And finally, we have the Executioner’s Emblem. This is, to me, the most concerning of these three items, as it has an incredibly strong build path as well as an abusable passive in a duo-ADC lane. The Emblem has two Passives. The first is called Execute, and reads “Basic attacks execute minions below 200 Health if an allied champion is nearby. This effect can occur up to twice per minute”. The second passive is called Soul Tithe and says “Minions killed by Execute restore 2% of your maximum HP to the nearest allied champion and grant them gold equal to the kill plus 5.” It also grants 50 health, and 6 HP Regeneration every 5 seconds. Now, two ADCs with Executioner’s Emblems have an immensely high level of sustain, as well as the ability to push the lane faster than their opponent.
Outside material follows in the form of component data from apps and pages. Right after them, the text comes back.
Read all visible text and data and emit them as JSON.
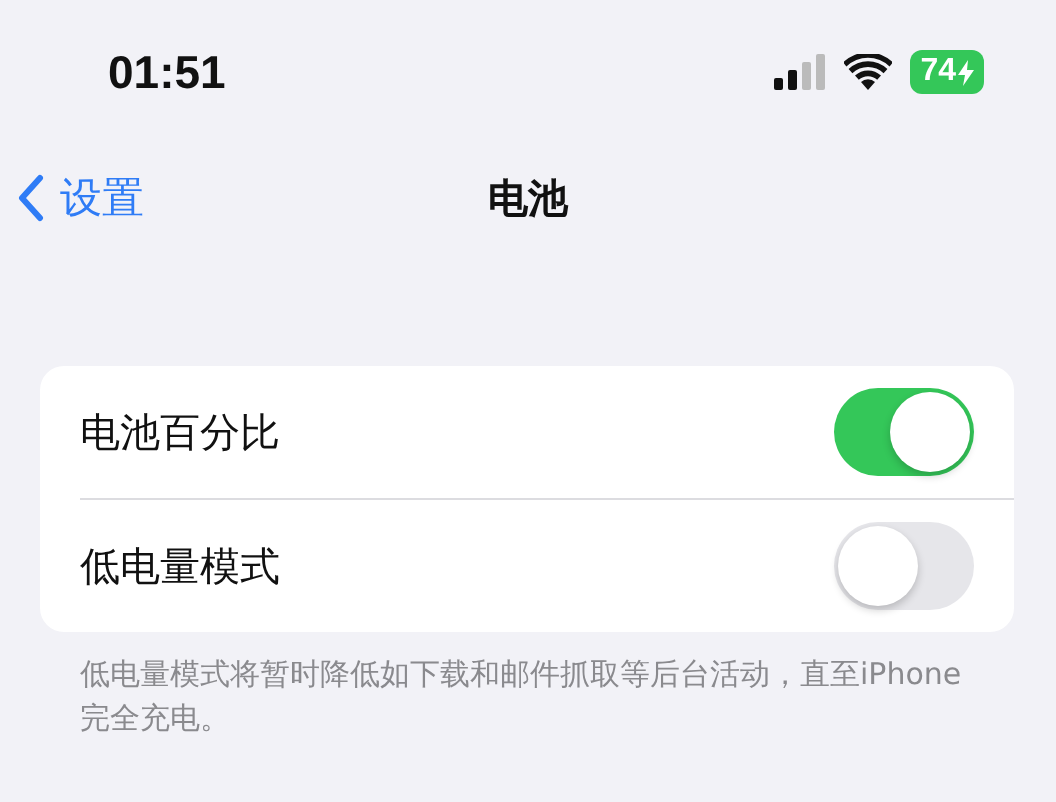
{
  "status_bar": {
    "time": "01:51",
    "battery": "74"
  },
  "nav": {
    "back_label": "设置",
    "title": "电池"
  },
  "rows": [
    {
      "label": "电池百分比",
      "on": true
    },
    {
      "label": "低电量模式",
      "on": false
    }
  ],
  "footer": "低电量模式将暂时降低如下载和邮件抓取等后台活动，直至iPhone完全充电。"
}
They run the risk of getting ganked by being push so hard, but if they can win the lane in a matter of minutes, and gain extra gold to boot, then it might be worth it. Executioner’s Emblem can be built into Reaper’s Emblem, which increases the Health, HP regeneration and gold from Execute to 10. Reaper’s Emblem then builds into Martyr’s Call, which retains the passives of the previous items, gives a large chunk of Health, and adds the Healthbomb active (I get the feeling that name might just be a place holder; who knows what all of these things might actually be called?). Healthbomb lets you consume 20% of your current Health to shield a target allied champion for 10% of your Maximum health for 4 seconds. At the end of this duration, the shield explodes, dealing 10% of your maximum health as magic damage in an Area of Effect.

I’d like to mention that these items are all currently in beta, so any of this could change. Their names, activated abilities and exact figures could be totally different by the time this article goes live, or the Pre-Season rolls in.

Thanks again for reading Waiting For Cooldowns! I’ve never had more fun than when I’m writing this column for you all. As always, feel free to add me on League of Legends, where I play on the EUWest servers under the name of Hutch the Clutch. You can also add me on Twitter @Hu7chTh3Clu7ch or follow the column on @CDTWFC

I’ll see you guys next week!


Published inWaiting For Cooldowns